The present income tax has always been considered by this court as imposing a tax upon different classes of income at different rates and as limiting deductions to the income from such classes as the statute permits. Goldman v. Tax Commissioner, 230 Mass. 554 . Hayes v. Commissioner of Corporations & Taxation, 261 Mass. 134 . Commissioner of Corporations & Taxation v. Hornblower, 296 Mass. 201 . Nichols v. Commissioner of Corporations & Taxation, 314 Mass. 285 . Commissioner of Corporations & Taxation v. Hale, 315 Mass. 556 . It was held in the Hornblower case that a firm of stockbrokers could not deduct under Section 6 (f) from their business income taxed under Section 5 losses incurred on account of bad debts owed by customers for loans on margin accounts. In the Hale case we refused to hold that income received from an annuity which had been substituted for a retirement contract under which the employer paid a retirement allowance to the taxpayer was income received as a retirement allowance subject to the personal exemption provided for in Section 5 (b), as amended. It was said in Nichols v. Commissioner of Corporations & Taxation, 314 Mass. 285 , 307, in deciding that interest paid

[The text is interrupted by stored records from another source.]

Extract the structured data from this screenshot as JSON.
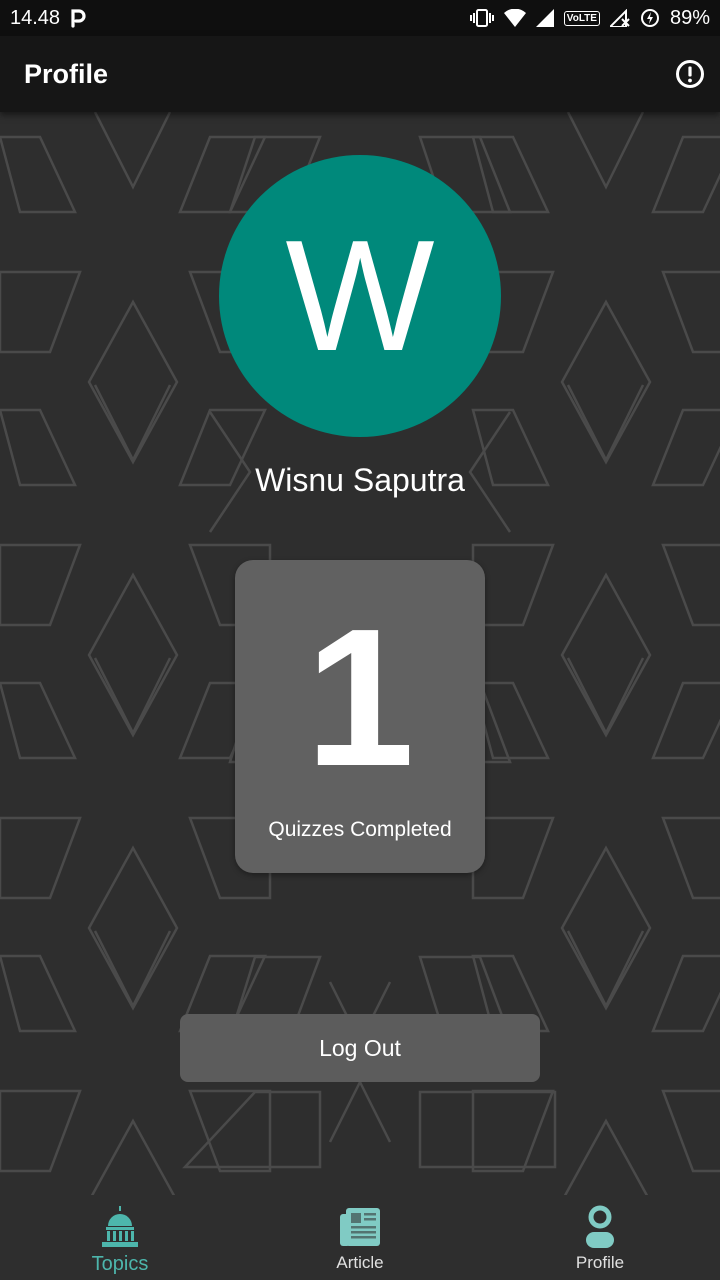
{
  "status_bar": {
    "time": "14.48",
    "carrier_icon": "p-icon",
    "volte": "VoLTE",
    "battery": "89%"
  },
  "app_bar": {
    "title": "Profile",
    "info_icon": "info-circle-icon"
  },
  "profile": {
    "avatar_letter": "W",
    "name": "Wisnu Saputra",
    "avatar_color": "#00897b"
  },
  "stats": {
    "quizzes_completed": "1",
    "label": "Quizzes Completed"
  },
  "actions": {
    "logout_label": "Log Out"
  },
  "bottom_nav": {
    "items": [
      {
        "label": "Topics",
        "icon": "capitol-building-icon",
        "active": true
      },
      {
        "label": "Article",
        "icon": "newspaper-icon",
        "active": false
      },
      {
        "label": "Profile",
        "icon": "person-icon",
        "active": false
      }
    ]
  },
  "colors": {
    "accent": "#4db6ac",
    "background": "#2e2e2e",
    "app_bar": "#161616",
    "card": "#616161"
  }
}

on a Federal income tax was not deductible under Section 2 as interest paid on a debt, that "no provision is made for the deduction from taxable income derived from intangibles of taxes paid upon such income, although express provision is made for the deduction of taxes from business income in G. L. (Ter. Ed.) c. 62, Section 6." That statement, although not directly bearing upon the actual point decided, was a step in the line of reasoning and clearly adumbrates the conclusion that must here be reached.
The commissioner now makes no contention that the taxpayers are not entitled to partial abatements based upon the depreciation on furniture and office equipment, but contends that abatements upon taxes paid can be allowed only to the extent here decided. The decisions of the Appellate Tax Board were wrong and only abatements to be computed by the board in accordance with this opinion are granted.
[Note 1] The companion case is between the same parties.